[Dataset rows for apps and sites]

-=-=-=-=-

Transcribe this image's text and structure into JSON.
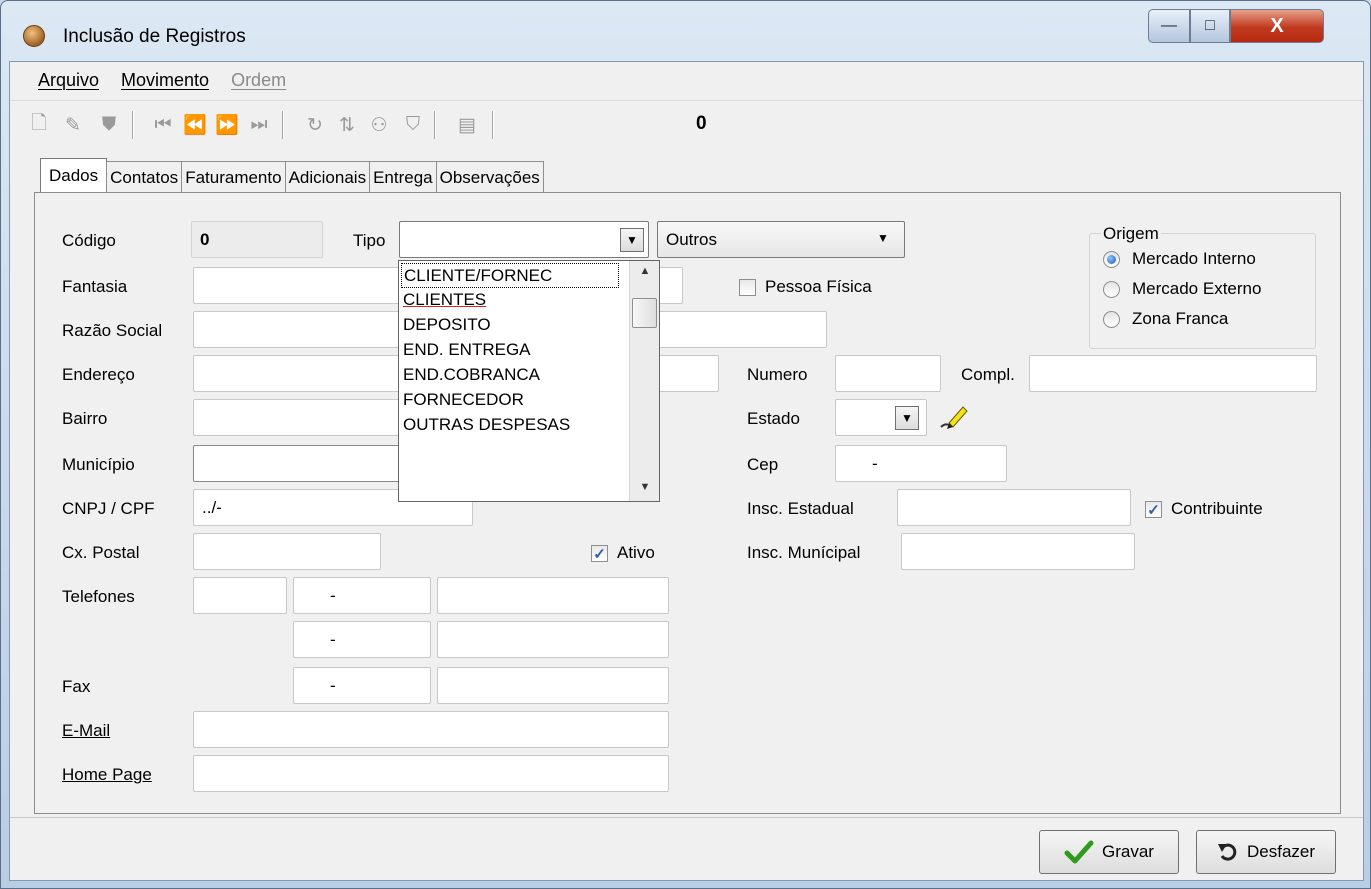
{
  "window": {
    "title": "Inclusão de Registros",
    "minimize": "—",
    "maximize": "□",
    "close": "X"
  },
  "menu": {
    "arquivo": "Arquivo",
    "movimento": "Movimento",
    "ordem": "Ordem"
  },
  "toolbar": {
    "counter": "0"
  },
  "tabs": [
    "Dados",
    "Contatos",
    "Faturamento",
    "Adicionais",
    "Entrega",
    "Observações"
  ],
  "form": {
    "codigo_label": "Código",
    "codigo_value": "0",
    "tipo_label": "Tipo",
    "tipo_value": "",
    "tipo2_value": "Outros",
    "fantasia_label": "Fantasia",
    "razao_label": "Razão Social",
    "endereco_label": "Endereço",
    "numero_label": "Numero",
    "compl_label": "Compl.",
    "bairro_label": "Bairro",
    "estado_label": "Estado",
    "municipio_label": "Município",
    "cep_label": "Cep",
    "cep_value": "-",
    "cnpj_label": "CNPJ / CPF",
    "cnpj_value": "../-",
    "insc_estadual_label": "Insc. Estadual",
    "contribuinte_label": "Contribuinte",
    "cx_postal_label": "Cx. Postal",
    "ativo_label": "Ativo",
    "insc_municipal_label": "Insc. Munícipal",
    "telefones_label": "Telefones",
    "tel1_value": "-",
    "tel2_value": "-",
    "fax_label": "Fax",
    "fax_value": "-",
    "email_label": "E-Mail",
    "homepage_label": "Home Page",
    "pessoa_fisica_label": "Pessoa Física"
  },
  "origem": {
    "legend": "Origem",
    "options": [
      "Mercado Interno",
      "Mercado Externo",
      "Zona Franca"
    ]
  },
  "dropdown": {
    "items": [
      "CLIENTE/FORNEC",
      "CLIENTES",
      "DEPOSITO",
      "END. ENTREGA",
      "END.COBRANCA",
      "FORNECEDOR",
      "OUTRAS DESPESAS"
    ]
  },
  "buttons": {
    "gravar": "Gravar",
    "desfazer": "Desfazer"
  }
}
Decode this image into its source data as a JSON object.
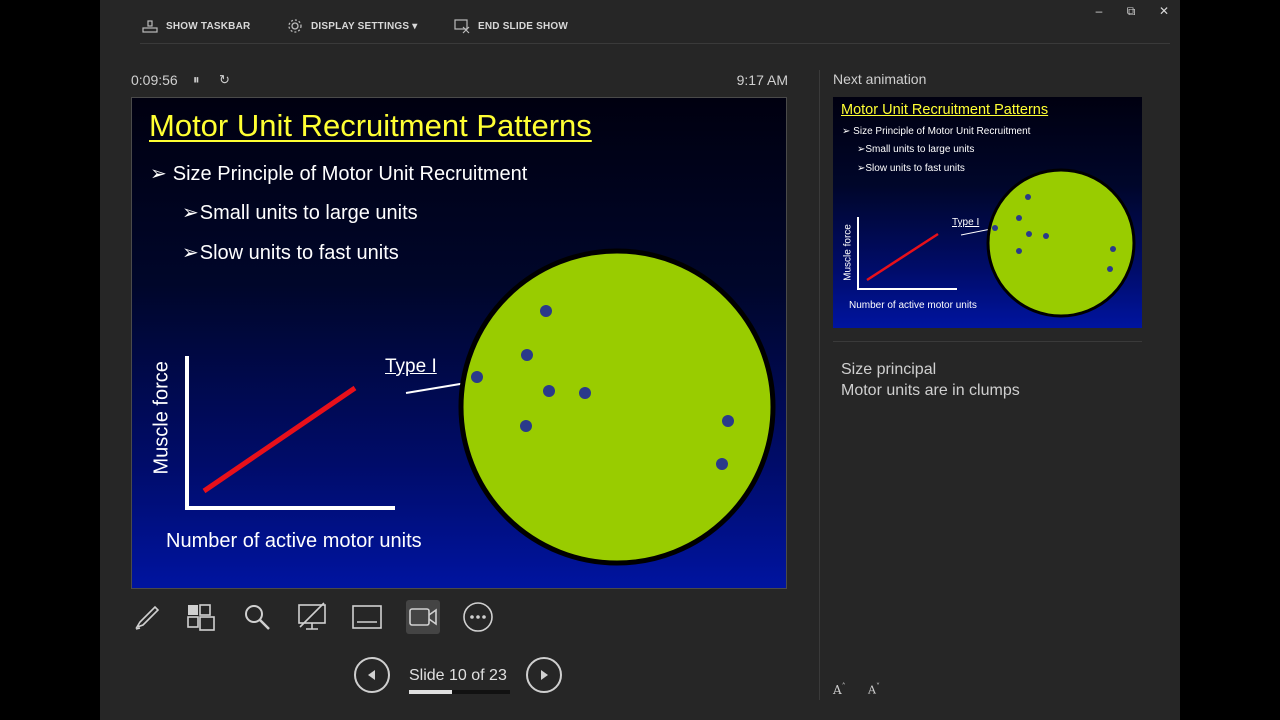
{
  "topbar": {
    "show_taskbar": "SHOW TASKBAR",
    "display_settings": "DISPLAY SETTINGS ▾",
    "end_slide_show": "END SLIDE SHOW"
  },
  "window": {
    "minimize": "–",
    "restore": "⧉",
    "close": "✕"
  },
  "presenter": {
    "elapsed_time": "0:09:56",
    "pause_glyph": "⏸",
    "restart_glyph": "↻",
    "clock": "9:17 AM"
  },
  "slide": {
    "title": "Motor Unit Recruitment Patterns",
    "bullet_1": "Size Principle of Motor Unit Recruitment",
    "bullet_2": "Small units to large units",
    "bullet_3": "Slow units to fast units",
    "bullet_marker": "➢",
    "graph_y_label": "Muscle force",
    "graph_x_label": "Number of active motor units",
    "type_label": "Type I",
    "colors": {
      "background": "#000c6a",
      "title": "#ffff33",
      "muscle": "#99cc00",
      "line": "#e8101a",
      "dot": "#2a3a8a"
    }
  },
  "tools": [
    {
      "name": "pen-icon"
    },
    {
      "name": "see-all-slides-icon"
    },
    {
      "name": "zoom-icon"
    },
    {
      "name": "black-screen-icon"
    },
    {
      "name": "subtitles-icon"
    },
    {
      "name": "camera-icon"
    },
    {
      "name": "more-options-icon"
    }
  ],
  "navigation": {
    "slide_counter": "Slide 10 of 23",
    "current_slide": 10,
    "total_slides": 23,
    "progress": 0.43
  },
  "next_panel": {
    "label": "Next animation",
    "preview_title": "Motor Unit Recruitment Patterns",
    "preview_bullet_1": "Size Principle of Motor Unit Recruitment",
    "preview_bullet_2": "Small units to large units",
    "preview_bullet_3": "Slow units to fast units",
    "preview_y_label": "Muscle force",
    "preview_x_label": "Number of active motor units",
    "preview_type_label": "Type I"
  },
  "notes": {
    "line_1": "Size principal",
    "line_2": "Motor units are in clumps"
  },
  "font_controls": {
    "increase": "A",
    "decrease": "A"
  }
}
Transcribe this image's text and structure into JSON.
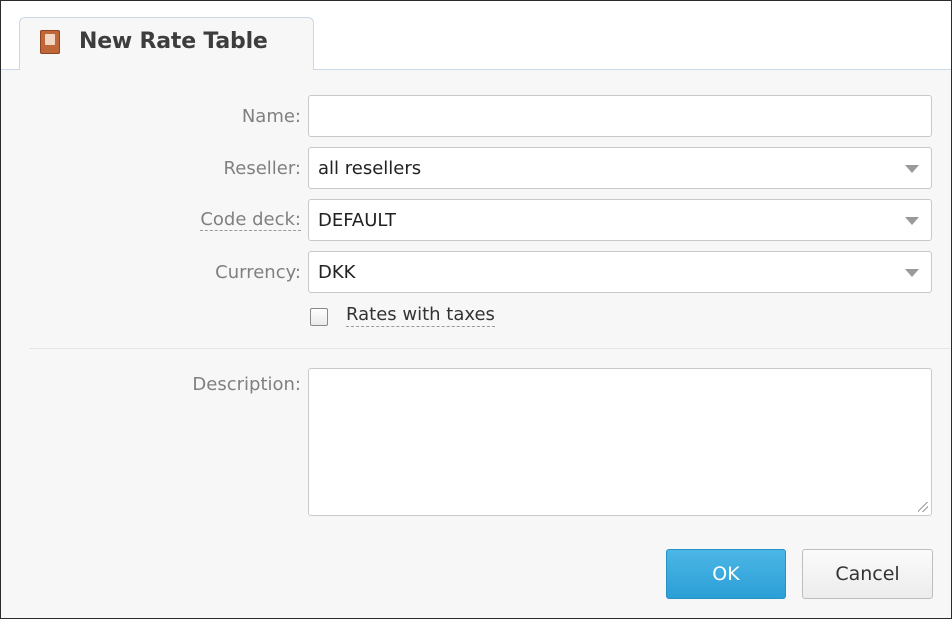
{
  "dialog": {
    "tab_title": "New Rate Table",
    "tab_icon": "book-icon"
  },
  "form": {
    "name_label": "Name:",
    "name_value": "",
    "reseller_label": "Reseller:",
    "reseller_value": "all resellers",
    "code_deck_label": "Code deck:",
    "code_deck_value": "DEFAULT",
    "currency_label": "Currency:",
    "currency_value": "DKK",
    "rates_with_taxes_label": "Rates with taxes",
    "rates_with_taxes_checked": false,
    "description_label": "Description:",
    "description_value": ""
  },
  "buttons": {
    "ok_label": "OK",
    "cancel_label": "Cancel"
  },
  "colors": {
    "accent": "#2b9fd6",
    "tab_icon": "#c0673a"
  }
}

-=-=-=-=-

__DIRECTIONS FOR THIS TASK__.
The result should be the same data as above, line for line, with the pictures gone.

__OUTPUT OF THE TASK__.
Transcribe this image's text and structure into JSON.
{
  "window": {
    "title": "Inclusão de Registros",
    "minimize": "—",
    "maximize": "□",
    "close": "X"
  },
  "menu": {
    "arquivo": "Arquivo",
    "movimento": "Movimento",
    "ordem": "Ordem"
  },
  "toolbar": {
    "counter": "0"
  },
  "tabs": [
    "Dados",
    "Contatos",
    "Faturamento",
    "Adicionais",
    "Entrega",
    "Observações"
  ],
  "form": {
    "codigo_label": "Código",
    "codigo_value": "0",
    "tipo_label": "Tipo",
    "tipo_value": "",
    "tipo2_value": "Outros",
    "fantasia_label": "Fantasia",
    "razao_label": "Razão Social",
    "endereco_label": "Endereço",
    "numero_label": "Numero",
    "compl_label": "Compl.",
    "bairro_label": "Bairro",
    "estado_label": "Estado",
    "municipio_label": "Município",
    "cep_label": "Cep",
    "cep_value": "-",
    "cnpj_label": "CNPJ / CPF",
    "cnpj_value": "../-",
    "insc_estadual_label": "Insc. Estadual",
    "contribuinte_label": "Contribuinte",
    "cx_postal_label": "Cx. Postal",
    "ativo_label": "Ativo",
    "insc_municipal_label": "Insc. Munícipal",
    "telefones_label": "Telefones",
    "tel1_value": "-",
    "tel2_value": "-",
    "fax_label": "Fax",
    "fax_value": "-",
    "email_label": "E-Mail",
    "homepage_label": "Home Page",
    "pessoa_fisica_label": "Pessoa Física"
  },
  "origem": {
    "legend": "Origem",
    "options": [
      "Mercado Interno",
      "Mercado Externo",
      "Zona Franca"
    ]
  },
  "dropdown": {
    "items": [
      "CLIENTE/FORNEC",
      "CLIENTES",
      "DEPOSITO",
      "END. ENTREGA",
      "END.COBRANCA",
      "FORNECEDOR",
      "OUTRAS DESPESAS"
    ]
  },
  "buttons": {
    "gravar": "Gravar",
    "desfazer": "Desfazer"
  }
}
Decode this image into its source data as a JSON object.
{
  "topbar": {
    "show_taskbar": "SHOW TASKBAR",
    "display_settings": "DISPLAY SETTINGS ▾",
    "end_slide_show": "END SLIDE SHOW"
  },
  "window": {
    "minimize": "–",
    "restore": "⧉",
    "close": "✕"
  },
  "presenter": {
    "elapsed_time": "0:09:56",
    "pause_glyph": "⏸",
    "restart_glyph": "↻",
    "clock": "9:17 AM"
  },
  "slide": {
    "title": "Motor Unit Recruitment Patterns",
    "bullet_1": "Size Principle of Motor Unit Recruitment",
    "bullet_2": "Small units to large units",
    "bullet_3": "Slow units to fast units",
    "bullet_marker": "➢",
    "graph_y_label": "Muscle force",
    "graph_x_label": "Number of active motor units",
    "type_label": "Type I",
    "colors": {
      "background": "#000c6a",
      "title": "#ffff33",
      "muscle": "#99cc00",
      "line": "#e8101a",
      "dot": "#2a3a8a"
    }
  },
  "tools": [
    {
      "name": "pen-icon"
    },
    {
      "name": "see-all-slides-icon"
    },
    {
      "name": "zoom-icon"
    },
    {
      "name": "black-screen-icon"
    },
    {
      "name": "subtitles-icon"
    },
    {
      "name": "camera-icon"
    },
    {
      "name": "more-options-icon"
    }
  ],
  "navigation": {
    "slide_counter": "Slide 10 of 23",
    "current_slide": 10,
    "total_slides": 23,
    "progress": 0.43
  },
  "next_panel": {
    "label": "Next animation",
    "preview_title": "Motor Unit Recruitment Patterns",
    "preview_bullet_1": "Size Principle of Motor Unit Recruitment",
    "preview_bullet_2": "Small units to large units",
    "preview_bullet_3": "Slow units to fast units",
    "preview_y_label": "Muscle force",
    "preview_x_label": "Number of active motor units",
    "preview_type_label": "Type I"
  },
  "notes": {
    "line_1": "Size principal",
    "line_2": "Motor units are in clumps"
  },
  "font_controls": {
    "increase": "A",
    "decrease": "A"
  }
}
Transcribe this image's text and structure into JSON.
{
  "dialog": {
    "tab_title": "New Rate Table",
    "tab_icon": "book-icon"
  },
  "form": {
    "name_label": "Name:",
    "name_value": "",
    "reseller_label": "Reseller:",
    "reseller_value": "all resellers",
    "code_deck_label": "Code deck:",
    "code_deck_value": "DEFAULT",
    "currency_label": "Currency:",
    "currency_value": "DKK",
    "rates_with_taxes_label": "Rates with taxes",
    "rates_with_taxes_checked": false,
    "description_label": "Description:",
    "description_value": ""
  },
  "buttons": {
    "ok_label": "OK",
    "cancel_label": "Cancel"
  },
  "colors": {
    "accent": "#2b9fd6",
    "tab_icon": "#c0673a"
  }
}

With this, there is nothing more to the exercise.